One aspect of Enn. VI.6 that is curiously missing from Slaveva-Griffin ‘s book is Plotinus’ careful and lengthy reply to the objection that the one and the unit have no real existence but are mere affections of the soul. Throughout Enn. VI.6 34 12-15 (which do not figure in Slaveva-Griffin ‘s index locorum at all) Plotinus examines the relationship between the generation of universal concepts of ’number’ and ‘multiplicity’, and (intelligible) reality. Here Slaveva-Griffin might have found further confirmation of Plotinus’ creativity in restructuring the Platonic, Peripatetic and Stoic heritage.
All in all, this book is a rewarding study of important aspects of Plotinus philosophy as a whole, and an indispensable tool for anyone interested in Enn. VI.6 34 and the mathematical strand in ancient Platonism.
1 Bertier, J., L. Brisson, A. Charles, J. Pépin, H. D. Saffrey, and A.-P. Segonds (1980), Plotin.

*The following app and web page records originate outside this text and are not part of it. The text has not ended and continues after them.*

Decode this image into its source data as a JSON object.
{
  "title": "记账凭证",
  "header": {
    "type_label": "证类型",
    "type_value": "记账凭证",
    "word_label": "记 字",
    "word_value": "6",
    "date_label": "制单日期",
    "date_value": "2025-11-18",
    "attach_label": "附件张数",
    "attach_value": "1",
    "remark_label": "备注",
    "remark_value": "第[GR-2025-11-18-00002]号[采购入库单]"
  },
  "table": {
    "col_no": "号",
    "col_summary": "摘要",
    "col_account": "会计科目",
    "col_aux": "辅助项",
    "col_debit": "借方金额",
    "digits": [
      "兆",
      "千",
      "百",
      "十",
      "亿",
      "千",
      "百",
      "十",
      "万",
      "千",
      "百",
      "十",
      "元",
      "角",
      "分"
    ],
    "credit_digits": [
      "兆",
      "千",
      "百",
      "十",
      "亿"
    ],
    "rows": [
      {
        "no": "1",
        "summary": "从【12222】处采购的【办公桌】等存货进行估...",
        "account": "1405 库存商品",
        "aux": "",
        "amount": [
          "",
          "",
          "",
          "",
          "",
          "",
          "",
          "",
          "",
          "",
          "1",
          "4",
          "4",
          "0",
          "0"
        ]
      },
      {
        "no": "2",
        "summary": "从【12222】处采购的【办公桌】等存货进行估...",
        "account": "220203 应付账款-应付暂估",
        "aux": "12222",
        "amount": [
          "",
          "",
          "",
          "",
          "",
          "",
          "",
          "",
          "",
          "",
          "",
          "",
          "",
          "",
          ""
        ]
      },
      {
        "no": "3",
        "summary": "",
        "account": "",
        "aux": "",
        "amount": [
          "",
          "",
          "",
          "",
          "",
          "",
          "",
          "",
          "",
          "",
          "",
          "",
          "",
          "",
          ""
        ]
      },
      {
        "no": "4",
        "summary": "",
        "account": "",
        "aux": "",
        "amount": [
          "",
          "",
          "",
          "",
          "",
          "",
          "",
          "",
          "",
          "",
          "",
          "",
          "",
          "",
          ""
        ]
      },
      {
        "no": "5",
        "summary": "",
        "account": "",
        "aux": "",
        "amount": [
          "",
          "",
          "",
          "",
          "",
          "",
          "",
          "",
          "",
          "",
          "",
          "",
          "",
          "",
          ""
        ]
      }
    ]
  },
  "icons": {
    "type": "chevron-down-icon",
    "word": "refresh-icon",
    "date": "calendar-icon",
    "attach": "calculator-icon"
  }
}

Traité sur les nombres (Ennéade VI 6 34), Paris, Vrin; Charles-Saget, A. (1982), L’architecture du divin: mathématique et philosophie chez Plotin et Proclus, Paris; Horn, C. (1995), Plotin über Sein, Zahl und Einheit: eine Studie zu den systematischen Grundlagen der Enneaden, Beiträge zur Altertumskunde, Stuttgart, Teubner; Nikulin, D.V. (1998), "Foundations of Arithmetic in Plotinus: Enn. VI.6 34 on the Structure and the Constitution of Number", Methexis 11, 85-102.